“I don’t like to use clichés, but this is really Orwellian”. So said my friend Hicham Yezza, speaking to me this weekend from Colnbrook Immigration Removal Centre where he was being held awaiting deportation. Moved last night to Campsfield detention centre near Oxford, for “Hich”, the nightmare continues, almost two weeks after his initial arrest by Nottinghamshire police using ‘anti-terror’ powers.
Hich, a 30 year old Nottingham University employee and former PhD student, was arrested along with student Rizwaan Sabir. The two were detained without charge for six days before being released. Hich, however, was immediately re-arrested for an alleged immigration-related offence.
The original arrests came after Sabir, while researching his dissertation on “the American approach to ‘al-Qaida in Iraq’” downloaded an al-Qaida document from a US government website. He sent the 1,500 page file to Hicham in order to save on printing costs; and after a tip off, police arrested both men, raided their homes and seized personal items.
Hicham was initially told his immigration hearing would be held in July. Inexplicably, however, the charges were suddenly dropped as the Home Office moved for an emergency deportation. Not only is Hicham facing the possibility of losing the life he has built for himself in Nottingham over 13 years, but there is also the worry that on arrival in Algeria, he will be at risk of further human rights violations given the circumstances of his deportation.
Concern – and suspicion – has been expressed by Nottingham South MP Alan Simpson, who wrote in a letter to Minister Liam Byrne:
“I can see no reason for an emergency deportation of Mr Hicham Yessa other than to cover the embarrassment of Police and Intelligence services…To race him out of the country will only provoke widespread protests against an arbitrary deportation with no right to a proper hearing. Mr Hicham Yessa was scheduled for a hearing on 16th July 2008. I can see no reason why you should race this forward and would urge you to revert to the original timescale with which a proper hearing and proper representations can be made.”
This is not the only suspicious aspect of the whole affair.
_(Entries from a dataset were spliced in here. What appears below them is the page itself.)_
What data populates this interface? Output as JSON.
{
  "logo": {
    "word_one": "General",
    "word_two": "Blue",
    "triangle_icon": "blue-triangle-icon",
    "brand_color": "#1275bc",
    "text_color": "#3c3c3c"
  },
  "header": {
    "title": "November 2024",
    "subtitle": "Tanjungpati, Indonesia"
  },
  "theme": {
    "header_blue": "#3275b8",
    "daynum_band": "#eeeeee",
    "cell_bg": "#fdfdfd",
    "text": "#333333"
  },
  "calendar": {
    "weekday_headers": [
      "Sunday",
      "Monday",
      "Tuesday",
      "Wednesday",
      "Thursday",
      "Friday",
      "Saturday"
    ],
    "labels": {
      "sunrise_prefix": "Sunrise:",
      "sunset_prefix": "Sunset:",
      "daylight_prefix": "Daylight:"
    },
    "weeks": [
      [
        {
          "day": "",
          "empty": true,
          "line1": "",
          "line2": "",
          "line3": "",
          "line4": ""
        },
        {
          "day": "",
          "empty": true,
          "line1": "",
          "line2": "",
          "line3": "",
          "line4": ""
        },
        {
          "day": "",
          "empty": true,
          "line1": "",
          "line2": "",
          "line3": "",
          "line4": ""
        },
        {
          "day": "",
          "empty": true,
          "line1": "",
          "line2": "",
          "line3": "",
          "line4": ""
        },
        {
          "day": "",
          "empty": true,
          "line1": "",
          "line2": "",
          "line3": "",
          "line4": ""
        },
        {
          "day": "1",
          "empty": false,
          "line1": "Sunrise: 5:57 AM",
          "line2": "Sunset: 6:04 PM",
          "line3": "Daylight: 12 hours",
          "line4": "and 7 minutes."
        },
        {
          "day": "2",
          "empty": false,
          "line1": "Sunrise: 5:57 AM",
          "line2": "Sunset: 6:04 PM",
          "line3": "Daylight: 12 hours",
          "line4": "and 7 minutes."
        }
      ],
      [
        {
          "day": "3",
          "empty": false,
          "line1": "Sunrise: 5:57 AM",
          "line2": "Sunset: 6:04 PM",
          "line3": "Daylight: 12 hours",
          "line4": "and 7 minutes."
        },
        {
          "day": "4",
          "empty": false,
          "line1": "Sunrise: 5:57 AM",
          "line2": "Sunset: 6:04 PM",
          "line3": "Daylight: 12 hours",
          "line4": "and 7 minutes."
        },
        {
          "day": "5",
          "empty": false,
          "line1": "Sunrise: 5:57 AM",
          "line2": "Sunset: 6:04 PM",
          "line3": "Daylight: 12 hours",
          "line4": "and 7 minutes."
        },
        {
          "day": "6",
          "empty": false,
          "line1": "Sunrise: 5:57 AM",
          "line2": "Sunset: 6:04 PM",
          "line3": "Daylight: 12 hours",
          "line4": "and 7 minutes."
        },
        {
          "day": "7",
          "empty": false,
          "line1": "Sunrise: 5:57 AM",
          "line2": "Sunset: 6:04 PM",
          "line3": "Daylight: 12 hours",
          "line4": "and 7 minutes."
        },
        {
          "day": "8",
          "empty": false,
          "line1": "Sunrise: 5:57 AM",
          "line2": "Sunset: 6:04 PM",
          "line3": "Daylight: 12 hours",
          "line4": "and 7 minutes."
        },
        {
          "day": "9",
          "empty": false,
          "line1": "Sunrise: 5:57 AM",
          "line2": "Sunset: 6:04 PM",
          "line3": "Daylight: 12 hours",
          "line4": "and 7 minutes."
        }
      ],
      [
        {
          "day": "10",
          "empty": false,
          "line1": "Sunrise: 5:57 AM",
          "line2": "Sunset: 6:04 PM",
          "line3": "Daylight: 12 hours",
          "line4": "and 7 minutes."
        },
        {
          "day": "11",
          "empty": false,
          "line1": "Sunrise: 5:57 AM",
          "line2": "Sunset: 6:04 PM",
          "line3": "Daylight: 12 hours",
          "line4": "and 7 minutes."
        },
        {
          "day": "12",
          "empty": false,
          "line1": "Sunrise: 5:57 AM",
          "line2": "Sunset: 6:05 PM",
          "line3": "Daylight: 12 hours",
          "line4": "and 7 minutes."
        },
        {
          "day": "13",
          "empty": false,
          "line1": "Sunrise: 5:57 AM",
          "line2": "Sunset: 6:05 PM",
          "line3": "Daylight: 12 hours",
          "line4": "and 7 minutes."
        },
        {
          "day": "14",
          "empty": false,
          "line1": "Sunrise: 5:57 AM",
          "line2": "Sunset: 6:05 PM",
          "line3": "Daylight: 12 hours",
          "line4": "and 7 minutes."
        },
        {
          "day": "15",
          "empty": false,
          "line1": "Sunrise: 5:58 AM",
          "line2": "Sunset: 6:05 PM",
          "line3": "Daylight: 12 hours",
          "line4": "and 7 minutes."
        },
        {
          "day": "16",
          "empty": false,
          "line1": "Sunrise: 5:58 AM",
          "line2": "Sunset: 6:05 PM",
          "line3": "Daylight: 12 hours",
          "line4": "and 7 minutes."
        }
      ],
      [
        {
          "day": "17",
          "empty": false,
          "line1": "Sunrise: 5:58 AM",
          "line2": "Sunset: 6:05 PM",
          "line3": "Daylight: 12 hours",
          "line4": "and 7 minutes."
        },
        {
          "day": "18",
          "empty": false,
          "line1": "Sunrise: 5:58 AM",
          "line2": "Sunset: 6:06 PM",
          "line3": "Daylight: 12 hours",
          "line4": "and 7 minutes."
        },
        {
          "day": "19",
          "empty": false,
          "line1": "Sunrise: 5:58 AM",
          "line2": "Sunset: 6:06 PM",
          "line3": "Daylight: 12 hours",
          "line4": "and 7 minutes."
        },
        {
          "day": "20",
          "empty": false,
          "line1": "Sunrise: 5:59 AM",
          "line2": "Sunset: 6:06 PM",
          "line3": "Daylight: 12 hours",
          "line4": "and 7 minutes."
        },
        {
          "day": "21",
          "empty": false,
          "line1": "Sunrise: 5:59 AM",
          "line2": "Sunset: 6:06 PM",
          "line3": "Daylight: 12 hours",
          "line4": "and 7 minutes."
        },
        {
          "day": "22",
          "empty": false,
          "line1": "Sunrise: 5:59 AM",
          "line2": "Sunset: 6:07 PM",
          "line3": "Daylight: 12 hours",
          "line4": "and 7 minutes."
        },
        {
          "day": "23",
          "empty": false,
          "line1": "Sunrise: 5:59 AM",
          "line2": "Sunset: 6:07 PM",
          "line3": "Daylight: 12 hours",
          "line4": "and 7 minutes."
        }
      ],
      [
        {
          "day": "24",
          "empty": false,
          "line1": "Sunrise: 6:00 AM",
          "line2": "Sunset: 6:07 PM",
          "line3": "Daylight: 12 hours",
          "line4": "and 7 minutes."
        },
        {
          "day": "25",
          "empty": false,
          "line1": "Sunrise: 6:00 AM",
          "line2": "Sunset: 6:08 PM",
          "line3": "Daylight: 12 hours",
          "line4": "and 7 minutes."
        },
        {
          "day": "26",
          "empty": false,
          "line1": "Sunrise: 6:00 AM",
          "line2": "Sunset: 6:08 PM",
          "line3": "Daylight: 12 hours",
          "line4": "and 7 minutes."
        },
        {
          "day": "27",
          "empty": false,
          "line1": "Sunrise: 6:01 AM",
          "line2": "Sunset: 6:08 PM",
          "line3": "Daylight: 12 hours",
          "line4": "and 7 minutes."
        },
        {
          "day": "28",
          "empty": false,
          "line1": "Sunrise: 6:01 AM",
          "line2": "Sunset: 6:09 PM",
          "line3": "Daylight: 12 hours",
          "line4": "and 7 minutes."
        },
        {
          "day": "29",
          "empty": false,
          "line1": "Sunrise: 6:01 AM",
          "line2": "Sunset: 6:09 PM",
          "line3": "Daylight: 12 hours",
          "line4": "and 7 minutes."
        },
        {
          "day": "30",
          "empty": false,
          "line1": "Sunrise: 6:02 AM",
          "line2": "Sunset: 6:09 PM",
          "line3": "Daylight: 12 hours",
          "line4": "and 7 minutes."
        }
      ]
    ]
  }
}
Hicham was an influential member of the peace movement, and during the investigation, police apparently “‘regularly attempted to collate information about student activism and peaceful campaigning’”, including “numerous questions about the student peace magazine ‘Ceasefire’”, of which Hicham was the editor.
For now, there is still every chance that Hicham’s deportation can be prevented. A campaign is well under way, which needs support and donations; you can join a Facebook group, as well as contact your own MP and the Home Office. On Wednesday, meanwhile, there will be a protest about the arrests themselves in Nottingham.